[Start of Attachment]

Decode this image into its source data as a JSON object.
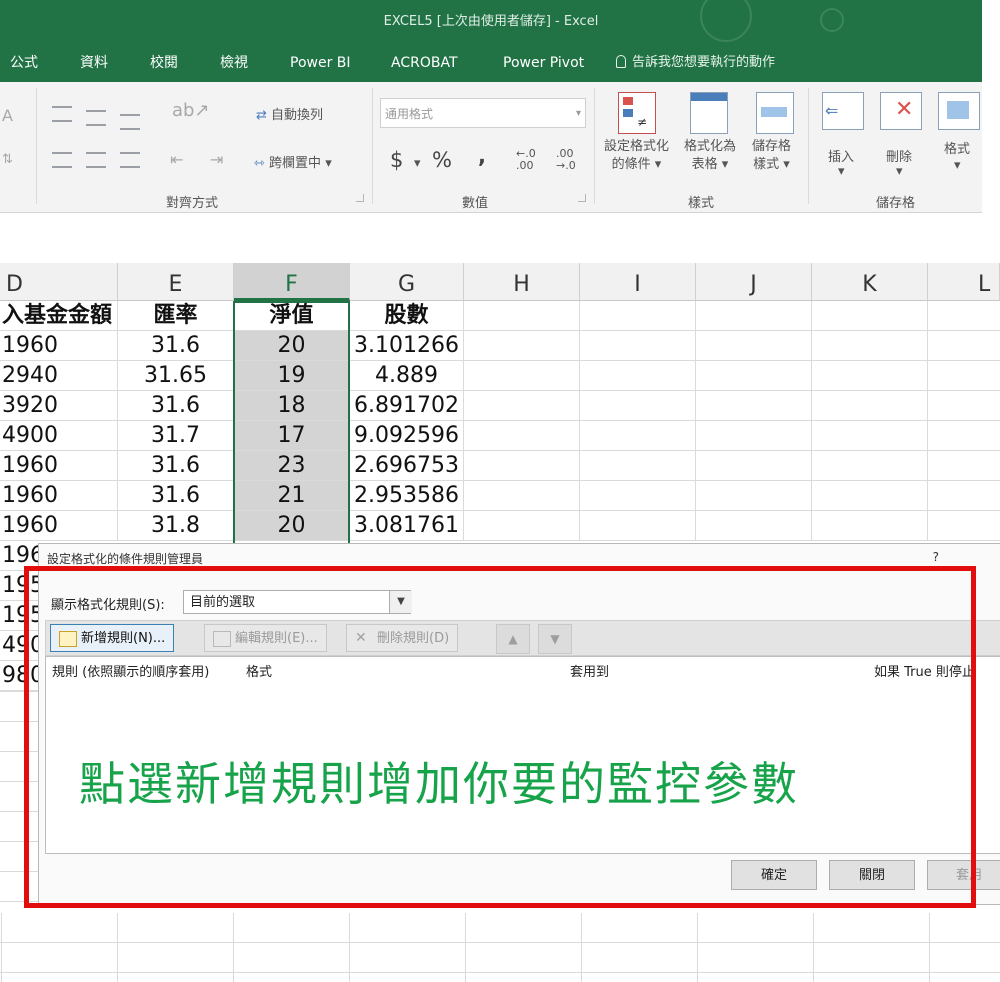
{
  "window": {
    "title": "EXCEL5 [上次由使用者儲存] - Excel"
  },
  "tabs": [
    "公式",
    "資料",
    "校閱",
    "檢視",
    "Power BI",
    "ACROBAT",
    "Power Pivot"
  ],
  "tell_me": "告訴我您想要執行的動作",
  "ribbon": {
    "wrap_text": "自動換列",
    "merge_center": "跨欄置中",
    "alignment_group": "對齊方式",
    "number_format": "通用格式",
    "currency": "$",
    "percent": "%",
    "comma": ",",
    "inc_decimal": "←.0 .00",
    "dec_decimal": ".00 →.0",
    "number_group": "數值",
    "conditional_formatting": [
      "設定格式化",
      "的條件"
    ],
    "format_as_table": [
      "格式化為",
      "表格"
    ],
    "cell_styles": [
      "儲存格",
      "樣式"
    ],
    "styles_group": "樣式",
    "insert": "插入",
    "delete": "刪除",
    "format": "格式",
    "cells_group": "儲存格"
  },
  "columns": [
    "D",
    "E",
    "F",
    "G",
    "H",
    "I",
    "J",
    "K",
    "L"
  ],
  "table": {
    "headers": [
      "入基金金額",
      "匯率",
      "淨值",
      "股數"
    ],
    "rows": [
      [
        "1960",
        "31.6",
        "20",
        "3.101266"
      ],
      [
        "2940",
        "31.65",
        "19",
        "4.889"
      ],
      [
        "3920",
        "31.6",
        "18",
        "6.891702"
      ],
      [
        "4900",
        "31.7",
        "17",
        "9.092596"
      ],
      [
        "1960",
        "31.6",
        "23",
        "2.696753"
      ],
      [
        "1960",
        "31.6",
        "21",
        "2.953586"
      ],
      [
        "1960",
        "31.8",
        "20",
        "3.081761"
      ]
    ],
    "partial_rows": [
      "196",
      "195",
      "195",
      "490",
      "980"
    ]
  },
  "dialog": {
    "title": "設定格式化的條件規則管理員",
    "help": "?",
    "show_rules_label": "顯示格式化規則(S):",
    "show_rules_value": "目前的選取",
    "new_rule": "新增規則(N)...",
    "edit_rule": "編輯規則(E)...",
    "delete_rule": "刪除規則(D)",
    "move_up": "▲",
    "move_down": "▼",
    "col_rule": "規則 (依照顯示的順序套用)",
    "col_format": "格式",
    "col_applies": "套用到",
    "col_stop": "如果 True 則停止",
    "ok": "確定",
    "close": "關閉",
    "apply": "套用"
  },
  "annotation": "點選新增規則增加你要的監控參數",
  "colors": {
    "excel_green": "#217346",
    "highlight_red": "#e20d0d",
    "annotation_green": "#17a34a"
  }
}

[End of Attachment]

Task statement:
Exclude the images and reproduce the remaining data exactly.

Result of this exercise:
Decode this image into its source data as a JSON object.
{
  "window": {
    "title": "EXCEL5 [上次由使用者儲存] - Excel"
  },
  "tabs": [
    "公式",
    "資料",
    "校閱",
    "檢視",
    "Power BI",
    "ACROBAT",
    "Power Pivot"
  ],
  "tell_me": "告訴我您想要執行的動作",
  "ribbon": {
    "wrap_text": "自動換列",
    "merge_center": "跨欄置中",
    "alignment_group": "對齊方式",
    "number_format": "通用格式",
    "currency": "$",
    "percent": "%",
    "comma": ",",
    "inc_decimal": "←.0 .00",
    "dec_decimal": ".00 →.0",
    "number_group": "數值",
    "conditional_formatting": [
      "設定格式化",
      "的條件"
    ],
    "format_as_table": [
      "格式化為",
      "表格"
    ],
    "cell_styles": [
      "儲存格",
      "樣式"
    ],
    "styles_group": "樣式",
    "insert": "插入",
    "delete": "刪除",
    "format": "格式",
    "cells_group": "儲存格"
  },
  "columns": [
    "D",
    "E",
    "F",
    "G",
    "H",
    "I",
    "J",
    "K",
    "L"
  ],
  "table": {
    "headers": [
      "入基金金額",
      "匯率",
      "淨值",
      "股數"
    ],
    "rows": [
      [
        "1960",
        "31.6",
        "20",
        "3.101266"
      ],
      [
        "2940",
        "31.65",
        "19",
        "4.889"
      ],
      [
        "3920",
        "31.6",
        "18",
        "6.891702"
      ],
      [
        "4900",
        "31.7",
        "17",
        "9.092596"
      ],
      [
        "1960",
        "31.6",
        "23",
        "2.696753"
      ],
      [
        "1960",
        "31.6",
        "21",
        "2.953586"
      ],
      [
        "1960",
        "31.8",
        "20",
        "3.081761"
      ]
    ],
    "partial_rows": [
      "196",
      "195",
      "195",
      "490",
      "980"
    ]
  },
  "dialog": {
    "title": "設定格式化的條件規則管理員",
    "help": "?",
    "show_rules_label": "顯示格式化規則(S):",
    "show_rules_value": "目前的選取",
    "new_rule": "新增規則(N)...",
    "edit_rule": "編輯規則(E)...",
    "delete_rule": "刪除規則(D)",
    "move_up": "▲",
    "move_down": "▼",
    "col_rule": "規則 (依照顯示的順序套用)",
    "col_format": "格式",
    "col_applies": "套用到",
    "col_stop": "如果 True 則停止",
    "ok": "確定",
    "close": "關閉",
    "apply": "套用"
  },
  "annotation": "點選新增規則增加你要的監控參數",
  "colors": {
    "excel_green": "#217346",
    "highlight_red": "#e20d0d",
    "annotation_green": "#17a34a"
  }
}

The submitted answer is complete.